# [TASK INSTRUCTIONS]
Write out every line below again exactly as it stands, skipping each image.

SOURCE DATA Start Marker

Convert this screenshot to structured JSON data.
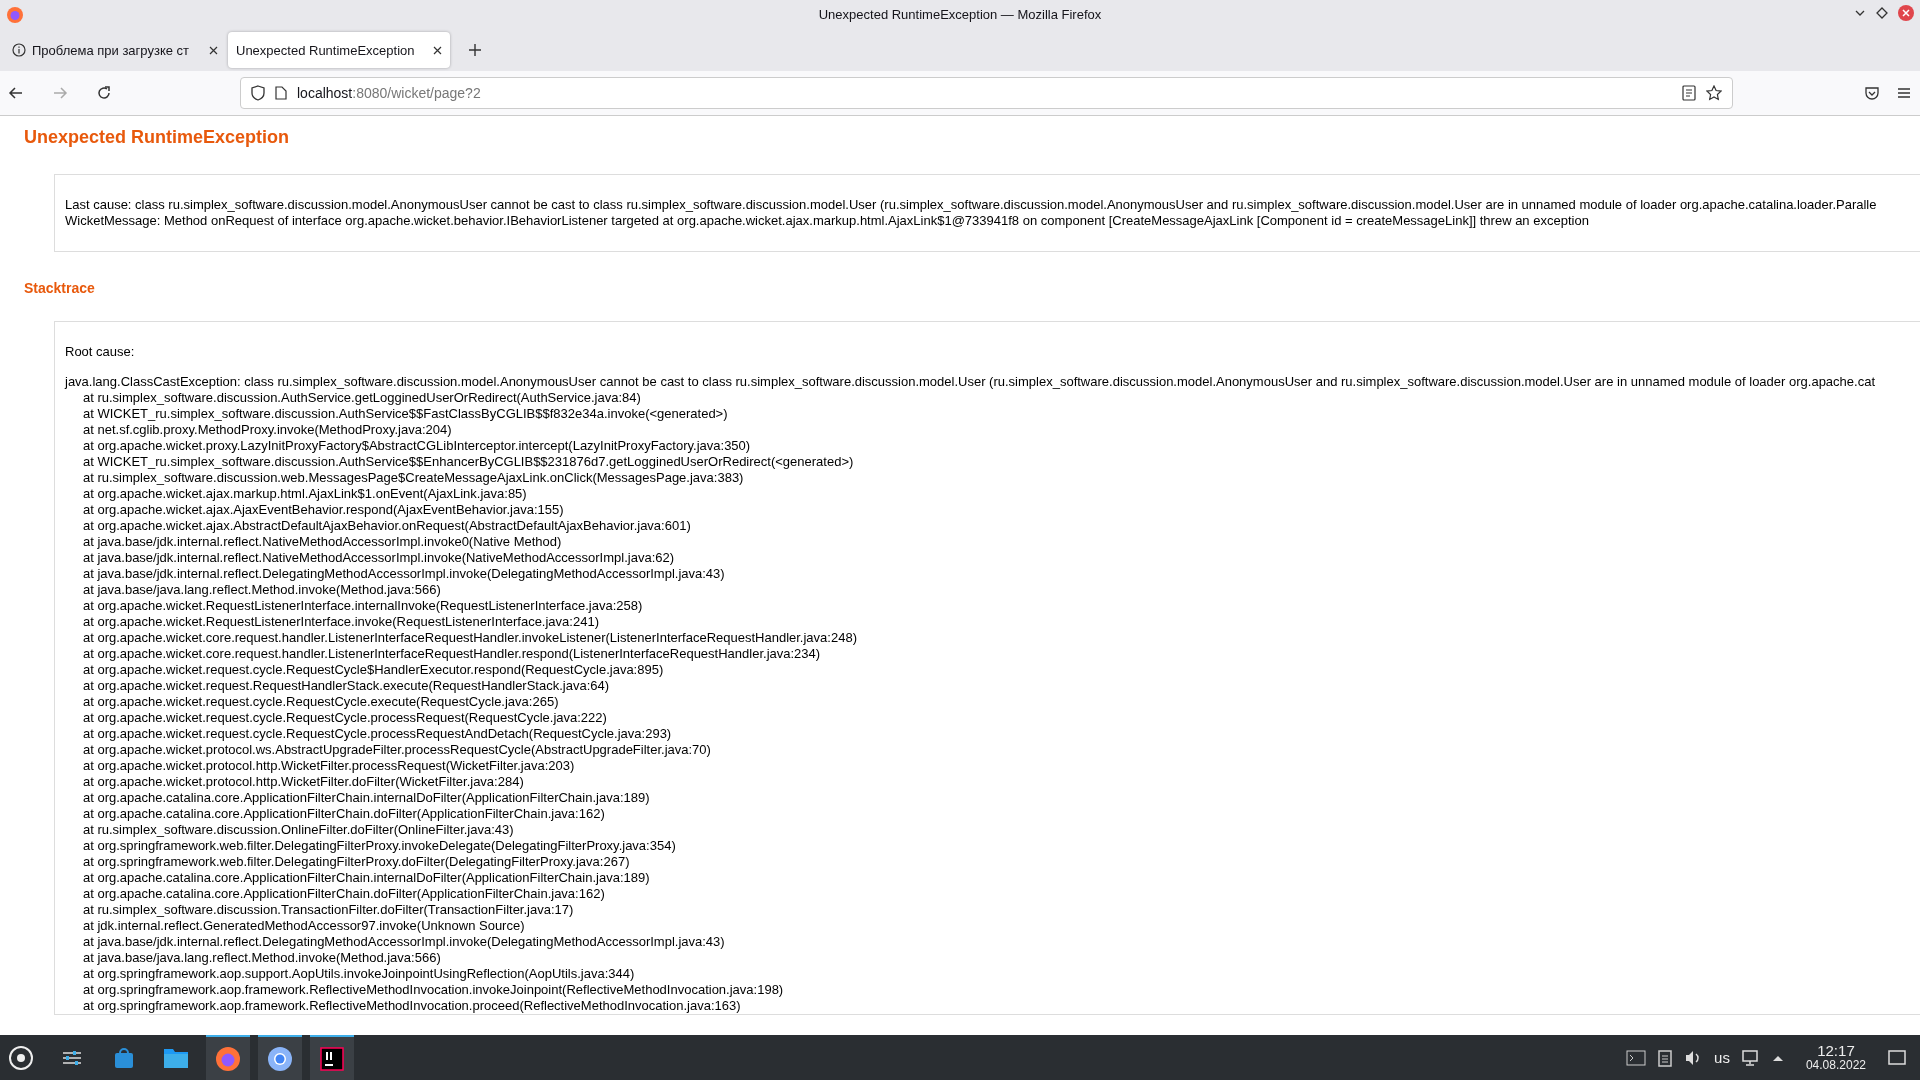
{
  "window": {
    "title": "Unexpected RuntimeException — Mozilla Firefox"
  },
  "tabs": [
    {
      "label": "Проблема при загрузке ст",
      "selected": false,
      "kind": "info"
    },
    {
      "label": "Unexpected RuntimeException",
      "selected": true,
      "kind": "plain"
    }
  ],
  "address_bar": {
    "host": "localhost",
    "rest": ":8080/wicket/page?2"
  },
  "page": {
    "heading": "Unexpected RuntimeException",
    "message_lines": [
      "Last cause: class ru.simplex_software.discussion.model.AnonymousUser cannot be cast to class ru.simplex_software.discussion.model.User (ru.simplex_software.discussion.model.AnonymousUser and ru.simplex_software.discussion.model.User are in unnamed module of loader org.apache.catalina.loader.Paralle",
      "WicketMessage: Method onRequest of interface org.apache.wicket.behavior.IBehaviorListener targeted at org.apache.wicket.ajax.markup.html.AjaxLink$1@733941f8 on component [CreateMessageAjaxLink [Component id = createMessageLink]] threw an exception"
    ],
    "stacktrace_heading": "Stacktrace",
    "root_cause_label": "Root cause:",
    "exception": "java.lang.ClassCastException: class ru.simplex_software.discussion.model.AnonymousUser cannot be cast to class ru.simplex_software.discussion.model.User (ru.simplex_software.discussion.model.AnonymousUser and ru.simplex_software.discussion.model.User are in unnamed module of loader org.apache.cat",
    "frames": [
      "at ru.simplex_software.discussion.AuthService.getLogginedUserOrRedirect(AuthService.java:84)",
      "at WICKET_ru.simplex_software.discussion.AuthService$$FastClassByCGLIB$$f832e34a.invoke(<generated>)",
      "at net.sf.cglib.proxy.MethodProxy.invoke(MethodProxy.java:204)",
      "at org.apache.wicket.proxy.LazyInitProxyFactory$AbstractCGLibInterceptor.intercept(LazyInitProxyFactory.java:350)",
      "at WICKET_ru.simplex_software.discussion.AuthService$$EnhancerByCGLIB$$231876d7.getLogginedUserOrRedirect(<generated>)",
      "at ru.simplex_software.discussion.web.MessagesPage$CreateMessageAjaxLink.onClick(MessagesPage.java:383)",
      "at org.apache.wicket.ajax.markup.html.AjaxLink$1.onEvent(AjaxLink.java:85)",
      "at org.apache.wicket.ajax.AjaxEventBehavior.respond(AjaxEventBehavior.java:155)",
      "at org.apache.wicket.ajax.AbstractDefaultAjaxBehavior.onRequest(AbstractDefaultAjaxBehavior.java:601)",
      "at java.base/jdk.internal.reflect.NativeMethodAccessorImpl.invoke0(Native Method)",
      "at java.base/jdk.internal.reflect.NativeMethodAccessorImpl.invoke(NativeMethodAccessorImpl.java:62)",
      "at java.base/jdk.internal.reflect.DelegatingMethodAccessorImpl.invoke(DelegatingMethodAccessorImpl.java:43)",
      "at java.base/java.lang.reflect.Method.invoke(Method.java:566)",
      "at org.apache.wicket.RequestListenerInterface.internalInvoke(RequestListenerInterface.java:258)",
      "at org.apache.wicket.RequestListenerInterface.invoke(RequestListenerInterface.java:241)",
      "at org.apache.wicket.core.request.handler.ListenerInterfaceRequestHandler.invokeListener(ListenerInterfaceRequestHandler.java:248)",
      "at org.apache.wicket.core.request.handler.ListenerInterfaceRequestHandler.respond(ListenerInterfaceRequestHandler.java:234)",
      "at org.apache.wicket.request.cycle.RequestCycle$HandlerExecutor.respond(RequestCycle.java:895)",
      "at org.apache.wicket.request.RequestHandlerStack.execute(RequestHandlerStack.java:64)",
      "at org.apache.wicket.request.cycle.RequestCycle.execute(RequestCycle.java:265)",
      "at org.apache.wicket.request.cycle.RequestCycle.processRequest(RequestCycle.java:222)",
      "at org.apache.wicket.request.cycle.RequestCycle.processRequestAndDetach(RequestCycle.java:293)",
      "at org.apache.wicket.protocol.ws.AbstractUpgradeFilter.processRequestCycle(AbstractUpgradeFilter.java:70)",
      "at org.apache.wicket.protocol.http.WicketFilter.processRequest(WicketFilter.java:203)",
      "at org.apache.wicket.protocol.http.WicketFilter.doFilter(WicketFilter.java:284)",
      "at org.apache.catalina.core.ApplicationFilterChain.internalDoFilter(ApplicationFilterChain.java:189)",
      "at org.apache.catalina.core.ApplicationFilterChain.doFilter(ApplicationFilterChain.java:162)",
      "at ru.simplex_software.discussion.OnlineFilter.doFilter(OnlineFilter.java:43)",
      "at org.springframework.web.filter.DelegatingFilterProxy.invokeDelegate(DelegatingFilterProxy.java:354)",
      "at org.springframework.web.filter.DelegatingFilterProxy.doFilter(DelegatingFilterProxy.java:267)",
      "at org.apache.catalina.core.ApplicationFilterChain.internalDoFilter(ApplicationFilterChain.java:189)",
      "at org.apache.catalina.core.ApplicationFilterChain.doFilter(ApplicationFilterChain.java:162)",
      "at ru.simplex_software.discussion.TransactionFilter.doFilter(TransactionFilter.java:17)",
      "at jdk.internal.reflect.GeneratedMethodAccessor97.invoke(Unknown Source)",
      "at java.base/jdk.internal.reflect.DelegatingMethodAccessorImpl.invoke(DelegatingMethodAccessorImpl.java:43)",
      "at java.base/java.lang.reflect.Method.invoke(Method.java:566)",
      "at org.springframework.aop.support.AopUtils.invokeJoinpointUsingReflection(AopUtils.java:344)",
      "at org.springframework.aop.framework.ReflectiveMethodInvocation.invokeJoinpoint(ReflectiveMethodInvocation.java:198)",
      "at org.springframework.aop.framework.ReflectiveMethodInvocation.proceed(ReflectiveMethodInvocation.java:163)"
    ]
  },
  "taskbar": {
    "apps": [
      {
        "kind": "mixer",
        "active": false
      },
      {
        "kind": "store",
        "active": false
      },
      {
        "kind": "files",
        "active": false
      },
      {
        "kind": "firefox",
        "active": true
      },
      {
        "kind": "chromium",
        "active": true
      },
      {
        "kind": "ide",
        "active": true
      }
    ],
    "keyboard_layout": "us",
    "time": "12:17",
    "date": "04.08.2022"
  }
}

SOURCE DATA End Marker

# [EXERCISE SOLUTION]
Convert this screenshot to structured JSON data.
{
  "window": {
    "title": "Unexpected RuntimeException — Mozilla Firefox"
  },
  "tabs": [
    {
      "label": "Проблема при загрузке ст",
      "selected": false,
      "kind": "info"
    },
    {
      "label": "Unexpected RuntimeException",
      "selected": true,
      "kind": "plain"
    }
  ],
  "address_bar": {
    "host": "localhost",
    "rest": ":8080/wicket/page?2"
  },
  "page": {
    "heading": "Unexpected RuntimeException",
    "message_lines": [
      "Last cause: class ru.simplex_software.discussion.model.AnonymousUser cannot be cast to class ru.simplex_software.discussion.model.User (ru.simplex_software.discussion.model.AnonymousUser and ru.simplex_software.discussion.model.User are in unnamed module of loader org.apache.catalina.loader.Paralle",
      "WicketMessage: Method onRequest of interface org.apache.wicket.behavior.IBehaviorListener targeted at org.apache.wicket.ajax.markup.html.AjaxLink$1@733941f8 on component [CreateMessageAjaxLink [Component id = createMessageLink]] threw an exception"
    ],
    "stacktrace_heading": "Stacktrace",
    "root_cause_label": "Root cause:",
    "exception": "java.lang.ClassCastException: class ru.simplex_software.discussion.model.AnonymousUser cannot be cast to class ru.simplex_software.discussion.model.User (ru.simplex_software.discussion.model.AnonymousUser and ru.simplex_software.discussion.model.User are in unnamed module of loader org.apache.cat",
    "frames": [
      "at ru.simplex_software.discussion.AuthService.getLogginedUserOrRedirect(AuthService.java:84)",
      "at WICKET_ru.simplex_software.discussion.AuthService$$FastClassByCGLIB$$f832e34a.invoke(<generated>)",
      "at net.sf.cglib.proxy.MethodProxy.invoke(MethodProxy.java:204)",
      "at org.apache.wicket.proxy.LazyInitProxyFactory$AbstractCGLibInterceptor.intercept(LazyInitProxyFactory.java:350)",
      "at WICKET_ru.simplex_software.discussion.AuthService$$EnhancerByCGLIB$$231876d7.getLogginedUserOrRedirect(<generated>)",
      "at ru.simplex_software.discussion.web.MessagesPage$CreateMessageAjaxLink.onClick(MessagesPage.java:383)",
      "at org.apache.wicket.ajax.markup.html.AjaxLink$1.onEvent(AjaxLink.java:85)",
      "at org.apache.wicket.ajax.AjaxEventBehavior.respond(AjaxEventBehavior.java:155)",
      "at org.apache.wicket.ajax.AbstractDefaultAjaxBehavior.onRequest(AbstractDefaultAjaxBehavior.java:601)",
      "at java.base/jdk.internal.reflect.NativeMethodAccessorImpl.invoke0(Native Method)",
      "at java.base/jdk.internal.reflect.NativeMethodAccessorImpl.invoke(NativeMethodAccessorImpl.java:62)",
      "at java.base/jdk.internal.reflect.DelegatingMethodAccessorImpl.invoke(DelegatingMethodAccessorImpl.java:43)",
      "at java.base/java.lang.reflect.Method.invoke(Method.java:566)",
      "at org.apache.wicket.RequestListenerInterface.internalInvoke(RequestListenerInterface.java:258)",
      "at org.apache.wicket.RequestListenerInterface.invoke(RequestListenerInterface.java:241)",
      "at org.apache.wicket.core.request.handler.ListenerInterfaceRequestHandler.invokeListener(ListenerInterfaceRequestHandler.java:248)",
      "at org.apache.wicket.core.request.handler.ListenerInterfaceRequestHandler.respond(ListenerInterfaceRequestHandler.java:234)",
      "at org.apache.wicket.request.cycle.RequestCycle$HandlerExecutor.respond(RequestCycle.java:895)",
      "at org.apache.wicket.request.RequestHandlerStack.execute(RequestHandlerStack.java:64)",
      "at org.apache.wicket.request.cycle.RequestCycle.execute(RequestCycle.java:265)",
      "at org.apache.wicket.request.cycle.RequestCycle.processRequest(RequestCycle.java:222)",
      "at org.apache.wicket.request.cycle.RequestCycle.processRequestAndDetach(RequestCycle.java:293)",
      "at org.apache.wicket.protocol.ws.AbstractUpgradeFilter.processRequestCycle(AbstractUpgradeFilter.java:70)",
      "at org.apache.wicket.protocol.http.WicketFilter.processRequest(WicketFilter.java:203)",
      "at org.apache.wicket.protocol.http.WicketFilter.doFilter(WicketFilter.java:284)",
      "at org.apache.catalina.core.ApplicationFilterChain.internalDoFilter(ApplicationFilterChain.java:189)",
      "at org.apache.catalina.core.ApplicationFilterChain.doFilter(ApplicationFilterChain.java:162)",
      "at ru.simplex_software.discussion.OnlineFilter.doFilter(OnlineFilter.java:43)",
      "at org.springframework.web.filter.DelegatingFilterProxy.invokeDelegate(DelegatingFilterProxy.java:354)",
      "at org.springframework.web.filter.DelegatingFilterProxy.doFilter(DelegatingFilterProxy.java:267)",
      "at org.apache.catalina.core.ApplicationFilterChain.internalDoFilter(ApplicationFilterChain.java:189)",
      "at org.apache.catalina.core.ApplicationFilterChain.doFilter(ApplicationFilterChain.java:162)",
      "at ru.simplex_software.discussion.TransactionFilter.doFilter(TransactionFilter.java:17)",
      "at jdk.internal.reflect.GeneratedMethodAccessor97.invoke(Unknown Source)",
      "at java.base/jdk.internal.reflect.DelegatingMethodAccessorImpl.invoke(DelegatingMethodAccessorImpl.java:43)",
      "at java.base/java.lang.reflect.Method.invoke(Method.java:566)",
      "at org.springframework.aop.support.AopUtils.invokeJoinpointUsingReflection(AopUtils.java:344)",
      "at org.springframework.aop.framework.ReflectiveMethodInvocation.invokeJoinpoint(ReflectiveMethodInvocation.java:198)",
      "at org.springframework.aop.framework.ReflectiveMethodInvocation.proceed(ReflectiveMethodInvocation.java:163)"
    ]
  },
  "taskbar": {
    "apps": [
      {
        "kind": "mixer",
        "active": false
      },
      {
        "kind": "store",
        "active": false
      },
      {
        "kind": "files",
        "active": false
      },
      {
        "kind": "firefox",
        "active": true
      },
      {
        "kind": "chromium",
        "active": true
      },
      {
        "kind": "ide",
        "active": true
      }
    ],
    "keyboard_layout": "us",
    "time": "12:17",
    "date": "04.08.2022"
  }
}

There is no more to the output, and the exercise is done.